For my newest installment of Kinked Ink, I asked the incredibly thoughtful Malin James if she would like to discuss her influences as a writer of erotica, and as a writer in general. I have been especially interested in finding out what makes this woman tick.
I discovered Malin’s writings on erotica before I found her actual fiction. I’m not sure how I came across it, but her post “What I Intend When I Write About Sex” was not only thought-provoking in itself, but two links within the article led me to posts by Remittance Girl and Tamsin Flowers on the state of erotica, all of which has not only influenced my own approach to writing and thinking about the field, but has led me to some pretty damn hot stories and great discussions.
In that post, Malin documents her early struggles with navigating the perceived divide between erotica intended to arouse, and more “serious” literature meant to discover, to understand. And why do they necessarily have to be separate? Where does such a dividing line lie?
In her short fiction, often very short (I’d love to read a full novel by this writer) Malin explores just this dynamic, usually avoiding more obvious “Erotica” proper, and focusing on the decisions people make, their motivations, their longings. Hot? Yes. It’s not the BDSM I usually focus on, but there are often definite power dynamics at work, and anyone who knows my tastes knows that power dynamics are what fascinates me more than anything.

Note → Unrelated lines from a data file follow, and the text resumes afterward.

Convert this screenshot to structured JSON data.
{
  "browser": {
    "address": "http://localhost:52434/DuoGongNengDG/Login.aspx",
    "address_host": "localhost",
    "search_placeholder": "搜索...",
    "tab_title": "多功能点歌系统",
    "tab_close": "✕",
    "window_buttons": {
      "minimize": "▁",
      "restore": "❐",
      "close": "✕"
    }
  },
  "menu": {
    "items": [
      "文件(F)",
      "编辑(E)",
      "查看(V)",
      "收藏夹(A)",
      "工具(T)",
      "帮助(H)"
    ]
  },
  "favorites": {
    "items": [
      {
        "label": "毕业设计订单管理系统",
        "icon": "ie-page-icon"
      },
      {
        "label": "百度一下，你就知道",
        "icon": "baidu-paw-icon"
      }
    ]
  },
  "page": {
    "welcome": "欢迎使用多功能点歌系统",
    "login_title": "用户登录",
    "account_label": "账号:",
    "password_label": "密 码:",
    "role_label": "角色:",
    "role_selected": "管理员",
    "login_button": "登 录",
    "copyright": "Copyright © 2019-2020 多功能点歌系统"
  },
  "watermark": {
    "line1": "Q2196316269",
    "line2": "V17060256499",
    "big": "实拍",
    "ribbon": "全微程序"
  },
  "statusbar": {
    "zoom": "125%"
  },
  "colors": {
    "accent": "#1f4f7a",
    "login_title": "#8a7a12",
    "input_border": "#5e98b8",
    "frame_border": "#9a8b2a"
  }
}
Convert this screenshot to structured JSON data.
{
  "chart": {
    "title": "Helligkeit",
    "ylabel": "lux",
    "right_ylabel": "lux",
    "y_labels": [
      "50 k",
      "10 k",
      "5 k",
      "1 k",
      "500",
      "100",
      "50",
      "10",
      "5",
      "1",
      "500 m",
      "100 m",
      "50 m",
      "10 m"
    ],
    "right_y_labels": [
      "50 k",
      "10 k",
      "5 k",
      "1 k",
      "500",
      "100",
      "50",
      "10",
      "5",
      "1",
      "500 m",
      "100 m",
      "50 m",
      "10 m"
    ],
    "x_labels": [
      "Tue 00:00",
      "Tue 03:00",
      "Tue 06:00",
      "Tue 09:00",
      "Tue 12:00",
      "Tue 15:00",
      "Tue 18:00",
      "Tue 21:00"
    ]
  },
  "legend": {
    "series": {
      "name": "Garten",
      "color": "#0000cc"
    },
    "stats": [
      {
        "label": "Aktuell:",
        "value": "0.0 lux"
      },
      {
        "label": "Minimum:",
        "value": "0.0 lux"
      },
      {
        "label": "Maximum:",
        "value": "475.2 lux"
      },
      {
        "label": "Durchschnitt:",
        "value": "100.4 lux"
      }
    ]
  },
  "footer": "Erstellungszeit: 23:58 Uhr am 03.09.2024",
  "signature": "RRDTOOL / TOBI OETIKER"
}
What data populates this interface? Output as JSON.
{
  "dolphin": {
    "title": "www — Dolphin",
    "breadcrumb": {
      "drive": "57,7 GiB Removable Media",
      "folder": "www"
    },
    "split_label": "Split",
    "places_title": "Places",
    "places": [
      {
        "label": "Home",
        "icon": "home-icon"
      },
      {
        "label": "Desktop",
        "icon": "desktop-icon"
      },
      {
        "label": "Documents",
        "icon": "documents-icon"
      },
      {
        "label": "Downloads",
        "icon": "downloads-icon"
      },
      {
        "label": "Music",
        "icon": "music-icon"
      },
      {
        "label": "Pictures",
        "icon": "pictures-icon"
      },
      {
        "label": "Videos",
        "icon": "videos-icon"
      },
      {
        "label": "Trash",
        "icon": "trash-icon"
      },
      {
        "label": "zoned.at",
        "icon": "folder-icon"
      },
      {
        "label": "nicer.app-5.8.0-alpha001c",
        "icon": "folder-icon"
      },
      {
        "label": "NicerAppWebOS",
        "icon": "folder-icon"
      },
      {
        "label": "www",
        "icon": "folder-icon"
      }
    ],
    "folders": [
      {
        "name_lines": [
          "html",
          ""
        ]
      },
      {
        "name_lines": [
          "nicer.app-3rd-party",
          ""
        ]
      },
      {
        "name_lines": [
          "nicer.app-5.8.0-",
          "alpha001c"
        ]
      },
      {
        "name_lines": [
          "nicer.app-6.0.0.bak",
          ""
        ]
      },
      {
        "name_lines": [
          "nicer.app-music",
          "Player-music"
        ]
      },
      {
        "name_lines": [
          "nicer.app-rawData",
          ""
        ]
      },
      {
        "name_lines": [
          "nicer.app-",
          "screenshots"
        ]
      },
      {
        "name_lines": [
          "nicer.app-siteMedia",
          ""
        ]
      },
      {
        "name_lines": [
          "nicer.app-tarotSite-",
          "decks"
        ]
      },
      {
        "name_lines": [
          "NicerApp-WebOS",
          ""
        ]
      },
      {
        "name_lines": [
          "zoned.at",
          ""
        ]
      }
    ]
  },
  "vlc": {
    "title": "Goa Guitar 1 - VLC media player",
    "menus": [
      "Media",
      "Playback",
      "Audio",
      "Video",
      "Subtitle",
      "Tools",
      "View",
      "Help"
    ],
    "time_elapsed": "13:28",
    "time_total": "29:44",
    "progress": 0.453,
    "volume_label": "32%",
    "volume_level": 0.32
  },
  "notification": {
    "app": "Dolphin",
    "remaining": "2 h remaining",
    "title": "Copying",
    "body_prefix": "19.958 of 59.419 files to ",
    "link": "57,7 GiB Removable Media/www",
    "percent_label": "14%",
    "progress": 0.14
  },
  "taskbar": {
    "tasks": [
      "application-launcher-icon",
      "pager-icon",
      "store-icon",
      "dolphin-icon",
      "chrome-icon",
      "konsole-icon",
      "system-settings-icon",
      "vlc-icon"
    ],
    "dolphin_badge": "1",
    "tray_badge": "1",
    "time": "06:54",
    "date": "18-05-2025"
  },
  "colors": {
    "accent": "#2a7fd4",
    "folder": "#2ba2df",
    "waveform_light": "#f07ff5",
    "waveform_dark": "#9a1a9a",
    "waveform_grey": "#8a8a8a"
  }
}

Here is Malin’s response to my invitation:
I was confronted with a choice when LN invited me to write a post for this series (thank you LN). I could either knock out a nice list of titles and why I like them, or I could actually say something. I decided to go with “say something”, so now I have to make a confession right up front—I don’t read a lot of erotica. It may just be the writer’s equivalent of the barista not drinking coffee when she’s not at work, but, for the most part, I tend to lean away from it, not because I don’t like it, but because my brain just needs a break.
That said, there are a few exceptions. Janine Ashbless’s Cover Him in Darkness is marvelous and Beautiful Losers by Remittance Girl is one of my favorite books in any genre. I also enjoy pretty much everything Emmanuelle de Maupassant has ever written, as well as The Lover by Marguerite Duras, The Story of O and, unsurprisingly, most of Anais Nin (though her diaries are, for me, particularly powerful).
What’s really influenced my erotic writing are moments of unexpected eroticism in literary or mainstream work. A good example is the library scene in Ian McEwan’s Atonement or the brother / sister dynamic in his early novel, The Cement Garden. Here are some other favorites:
• Angela Carter’s description of a tiger grooming off a woman’s skin in “The Tiger’s Bride”.
• The lush scent of lilies in “The Bloody Chamber”, Carter’s adaptation of “Bluebeard”.
• The way a girl catalogues her own body in Carter’s novella, The Magic Toyshop.
(In case it’s not fantastically obvious, I’m a huge fan of Angela Carter’s).
• The strange tension between Louis, Lestat and Claudia in Anne Rice’s Interview with the Vampire.
• The way a man describes the wind in The English Patient.
• The relentless intensity of Dracula’s predation, and the equally intense predation of his brides.
This goes way back to when I was a girl and got turned on for the first time reading a book. Unfortunately, I don’t remember now what the book was. All I know is that I had no reason to think it would arouse me, so it was delicious and a little bit baffling when that shock of arousal came out of the narrative blue.
I started reading deliberately sexy novels after that—Harlequin Historicals (I have such a soft spot for those), Exit to Eden and The Sleeping Beauty Trilogy by Anne Rice…. While I did get turned on, I didn’t get that strange, exhilarating pop! that I’d had with the first one had because I was looking for it. There was no surprise.
After a while, I figured it was a one-time thing. Then I read Marion Zimmer Bradley’s Mists of Avalon and that crazy, delicious pop! happened again. That’s when I made the connection—arousal was one thing, but that thrill of intensity came when I least expected it, and it had everything to do with the characters and their emotional / psychological contexts. Ever since then, I read widely in a ton of genres and just sort of stay open to that pop! whenever it happens. I write in much the same way.
Regardless of where my stories fall in the genre, the sex I write is basically a way of expressing a power imbalance, or a conflict, or any other intense human thing. Sex is rarely just sex—it’s need, desire, love, desperation, anger and a million other internal realities. That’s because, in the end, sex is about people, and people have motivations, and sometimes those motivations surprise them. For me, eroticism is always in the motivation. That’s where the surprise is. After imprinting on it at such a young age, I love writing that surprise, even more than I love reading it.
Malin James’s new collection of stories, Roadhouse Blues, is set to be published this summer by Go Deeper Press.